EXERCISE BRIEF
The only acceptable output is every entry, printed exactly.

Element data from apps and pages:
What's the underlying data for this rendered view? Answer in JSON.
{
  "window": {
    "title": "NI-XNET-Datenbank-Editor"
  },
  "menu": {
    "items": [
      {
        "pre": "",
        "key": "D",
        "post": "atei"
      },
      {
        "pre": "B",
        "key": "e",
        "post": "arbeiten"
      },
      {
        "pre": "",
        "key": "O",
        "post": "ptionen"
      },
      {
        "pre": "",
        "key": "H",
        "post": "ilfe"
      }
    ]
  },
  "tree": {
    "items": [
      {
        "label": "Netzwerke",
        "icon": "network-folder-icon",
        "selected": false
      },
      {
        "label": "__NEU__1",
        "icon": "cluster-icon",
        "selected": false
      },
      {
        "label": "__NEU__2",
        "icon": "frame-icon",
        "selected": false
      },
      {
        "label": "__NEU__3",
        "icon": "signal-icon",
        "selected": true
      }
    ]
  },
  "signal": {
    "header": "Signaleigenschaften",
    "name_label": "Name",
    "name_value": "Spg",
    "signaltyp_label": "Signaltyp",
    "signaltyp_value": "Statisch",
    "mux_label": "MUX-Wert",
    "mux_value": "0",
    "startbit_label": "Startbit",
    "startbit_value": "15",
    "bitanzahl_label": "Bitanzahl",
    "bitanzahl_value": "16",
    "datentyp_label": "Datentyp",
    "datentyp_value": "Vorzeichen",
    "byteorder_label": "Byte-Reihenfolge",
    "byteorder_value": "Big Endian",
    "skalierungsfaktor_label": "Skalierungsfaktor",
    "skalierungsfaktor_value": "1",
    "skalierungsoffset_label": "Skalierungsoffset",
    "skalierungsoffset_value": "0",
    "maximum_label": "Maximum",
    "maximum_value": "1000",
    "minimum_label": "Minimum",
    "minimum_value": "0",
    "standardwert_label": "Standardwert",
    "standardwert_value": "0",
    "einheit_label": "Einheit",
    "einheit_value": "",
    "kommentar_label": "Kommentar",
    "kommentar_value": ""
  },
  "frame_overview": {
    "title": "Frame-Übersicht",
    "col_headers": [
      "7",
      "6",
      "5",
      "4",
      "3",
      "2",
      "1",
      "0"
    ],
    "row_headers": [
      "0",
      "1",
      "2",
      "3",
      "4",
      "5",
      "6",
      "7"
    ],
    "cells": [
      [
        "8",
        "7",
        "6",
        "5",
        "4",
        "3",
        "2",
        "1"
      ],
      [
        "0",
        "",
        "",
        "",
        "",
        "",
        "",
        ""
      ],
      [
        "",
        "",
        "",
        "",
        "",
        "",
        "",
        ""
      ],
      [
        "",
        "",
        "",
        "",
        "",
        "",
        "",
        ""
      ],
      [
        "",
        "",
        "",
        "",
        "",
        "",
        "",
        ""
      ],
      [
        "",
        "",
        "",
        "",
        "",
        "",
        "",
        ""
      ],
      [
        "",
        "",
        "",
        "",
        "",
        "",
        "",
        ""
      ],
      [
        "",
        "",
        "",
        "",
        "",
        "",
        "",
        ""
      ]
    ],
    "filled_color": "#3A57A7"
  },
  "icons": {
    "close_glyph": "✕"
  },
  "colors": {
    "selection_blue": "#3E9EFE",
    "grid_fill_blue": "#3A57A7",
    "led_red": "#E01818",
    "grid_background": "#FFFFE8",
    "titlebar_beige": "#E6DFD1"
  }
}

SOLVED PROBLEM
What's the underlying data for this rendered view? Answer in JSON.
{
  "window": {
    "title": "NI-XNET-Datenbank-Editor"
  },
  "menu": {
    "items": [
      {
        "pre": "",
        "key": "D",
        "post": "atei"
      },
      {
        "pre": "B",
        "key": "e",
        "post": "arbeiten"
      },
      {
        "pre": "",
        "key": "O",
        "post": "ptionen"
      },
      {
        "pre": "",
        "key": "H",
        "post": "ilfe"
      }
    ]
  },
  "tree": {
    "items": [
      {
        "label": "Netzwerke",
        "icon": "network-folder-icon",
        "selected": false
      },
      {
        "label": "__NEU__1",
        "icon": "cluster-icon",
        "selected": false
      },
      {
        "label": "__NEU__2",
        "icon": "frame-icon",
        "selected": false
      },
      {
        "label": "__NEU__3",
        "icon": "signal-icon",
        "selected": true
      }
    ]
  },
  "signal": {
    "header": "Signaleigenschaften",
    "name_label": "Name",
    "name_value": "Spg",
    "signaltyp_label": "Signaltyp",
    "signaltyp_value": "Statisch",
    "mux_label": "MUX-Wert",
    "mux_value": "0",
    "startbit_label": "Startbit",
    "startbit_value": "15",
    "bitanzahl_label": "Bitanzahl",
    "bitanzahl_value": "16",
    "datentyp_label": "Datentyp",
    "datentyp_value": "Vorzeichen",
    "byteorder_label": "Byte-Reihenfolge",
    "byteorder_value": "Big Endian",
    "skalierungsfaktor_label": "Skalierungsfaktor",
    "skalierungsfaktor_value": "1",
    "skalierungsoffset_label": "Skalierungsoffset",
    "skalierungsoffset_value": "0",
    "maximum_label": "Maximum",
    "maximum_value": "1000",
    "minimum_label": "Minimum",
    "minimum_value": "0",
    "standardwert_label": "Standardwert",
    "standardwert_value": "0",
    "einheit_label": "Einheit",
    "einheit_value": "",
    "kommentar_label": "Kommentar",
    "kommentar_value": ""
  },
  "frame_overview": {
    "title": "Frame-Übersicht",
    "col_headers": [
      "7",
      "6",
      "5",
      "4",
      "3",
      "2",
      "1",
      "0"
    ],
    "row_headers": [
      "0",
      "1",
      "2",
      "3",
      "4",
      "5",
      "6",
      "7"
    ],
    "cells": [
      [
        "8",
        "7",
        "6",
        "5",
        "4",
        "3",
        "2",
        "1"
      ],
      [
        "0",
        "",
        "",
        "",
        "",
        "",
        "",
        ""
      ],
      [
        "",
        "",
        "",
        "",
        "",
        "",
        "",
        ""
      ],
      [
        "",
        "",
        "",
        "",
        "",
        "",
        "",
        ""
      ],
      [
        "",
        "",
        "",
        "",
        "",
        "",
        "",
        ""
      ],
      [
        "",
        "",
        "",
        "",
        "",
        "",
        "",
        ""
      ],
      [
        "",
        "",
        "",
        "",
        "",
        "",
        "",
        ""
      ],
      [
        "",
        "",
        "",
        "",
        "",
        "",
        "",
        ""
      ]
    ],
    "filled_color": "#3A57A7"
  },
  "icons": {
    "close_glyph": "✕"
  },
  "colors": {
    "selection_blue": "#3E9EFE",
    "grid_fill_blue": "#3A57A7",
    "led_red": "#E01818",
    "grid_background": "#FFFFE8",
    "titlebar_beige": "#E6DFD1"
  }
}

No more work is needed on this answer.